* _TASK BRIEF_:
The full set of entries below must be returned exactly as shown.

====== PROVIDED RECORDS

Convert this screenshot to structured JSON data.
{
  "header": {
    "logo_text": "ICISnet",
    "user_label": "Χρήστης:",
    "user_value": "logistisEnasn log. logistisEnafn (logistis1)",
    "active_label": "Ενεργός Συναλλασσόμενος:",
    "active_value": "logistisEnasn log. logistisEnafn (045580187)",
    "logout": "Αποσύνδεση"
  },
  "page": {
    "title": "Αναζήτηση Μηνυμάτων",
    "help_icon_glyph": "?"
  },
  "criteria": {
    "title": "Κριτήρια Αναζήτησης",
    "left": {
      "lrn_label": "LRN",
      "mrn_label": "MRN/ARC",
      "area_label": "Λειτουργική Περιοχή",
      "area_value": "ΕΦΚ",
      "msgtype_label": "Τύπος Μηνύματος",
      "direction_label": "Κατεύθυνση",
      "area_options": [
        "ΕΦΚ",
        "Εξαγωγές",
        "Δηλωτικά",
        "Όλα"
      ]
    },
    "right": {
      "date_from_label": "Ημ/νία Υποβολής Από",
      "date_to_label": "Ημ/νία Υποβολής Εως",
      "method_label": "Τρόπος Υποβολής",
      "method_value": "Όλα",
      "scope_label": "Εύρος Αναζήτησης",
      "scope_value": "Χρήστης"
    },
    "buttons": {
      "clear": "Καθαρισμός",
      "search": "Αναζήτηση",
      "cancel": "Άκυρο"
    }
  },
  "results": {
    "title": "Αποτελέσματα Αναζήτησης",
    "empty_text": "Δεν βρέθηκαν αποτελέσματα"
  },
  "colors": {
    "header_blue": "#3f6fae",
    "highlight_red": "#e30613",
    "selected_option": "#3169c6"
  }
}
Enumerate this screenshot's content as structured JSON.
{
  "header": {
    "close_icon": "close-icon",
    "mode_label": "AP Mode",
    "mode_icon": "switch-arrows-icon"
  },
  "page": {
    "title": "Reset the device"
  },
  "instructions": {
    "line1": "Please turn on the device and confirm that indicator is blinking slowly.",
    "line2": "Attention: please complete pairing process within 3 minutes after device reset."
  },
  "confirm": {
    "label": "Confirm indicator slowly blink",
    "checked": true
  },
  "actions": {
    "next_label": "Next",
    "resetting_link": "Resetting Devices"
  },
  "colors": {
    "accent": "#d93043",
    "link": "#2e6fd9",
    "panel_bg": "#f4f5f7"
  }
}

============

* _TASK SOLUTION_:
Convert this screenshot to structured JSON data.
{
  "header": {
    "logo_text": "ICISnet",
    "user_label": "Χρήστης:",
    "user_value": "logistisEnasn log. logistisEnafn (logistis1)",
    "active_label": "Ενεργός Συναλλασσόμενος:",
    "active_value": "logistisEnasn log. logistisEnafn (045580187)",
    "logout": "Αποσύνδεση"
  },
  "page": {
    "title": "Αναζήτηση Μηνυμάτων",
    "help_icon_glyph": "?"
  },
  "criteria": {
    "title": "Κριτήρια Αναζήτησης",
    "left": {
      "lrn_label": "LRN",
      "mrn_label": "MRN/ARC",
      "area_label": "Λειτουργική Περιοχή",
      "area_value": "ΕΦΚ",
      "msgtype_label": "Τύπος Μηνύματος",
      "direction_label": "Κατεύθυνση",
      "area_options": [
        "ΕΦΚ",
        "Εξαγωγές",
        "Δηλωτικά",
        "Όλα"
      ]
    },
    "right": {
      "date_from_label": "Ημ/νία Υποβολής Από",
      "date_to_label": "Ημ/νία Υποβολής Εως",
      "method_label": "Τρόπος Υποβολής",
      "method_value": "Όλα",
      "scope_label": "Εύρος Αναζήτησης",
      "scope_value": "Χρήστης"
    },
    "buttons": {
      "clear": "Καθαρισμός",
      "search": "Αναζήτηση",
      "cancel": "Άκυρο"
    }
  },
  "results": {
    "title": "Αποτελέσματα Αναζήτησης",
    "empty_text": "Δεν βρέθηκαν αποτελέσματα"
  },
  "colors": {
    "header_blue": "#3f6fae",
    "highlight_red": "#e30613",
    "selected_option": "#3169c6"
  }
}
Enumerate this screenshot's content as structured JSON.
{
  "header": {
    "close_icon": "close-icon",
    "mode_label": "AP Mode",
    "mode_icon": "switch-arrows-icon"
  },
  "page": {
    "title": "Reset the device"
  },
  "instructions": {
    "line1": "Please turn on the device and confirm that indicator is blinking slowly.",
    "line2": "Attention: please complete pairing process within 3 minutes after device reset."
  },
  "confirm": {
    "label": "Confirm indicator slowly blink",
    "checked": true
  },
  "actions": {
    "next_label": "Next",
    "resetting_link": "Resetting Devices"
  },
  "colors": {
    "accent": "#d93043",
    "link": "#2e6fd9",
    "panel_bg": "#f4f5f7"
  }
}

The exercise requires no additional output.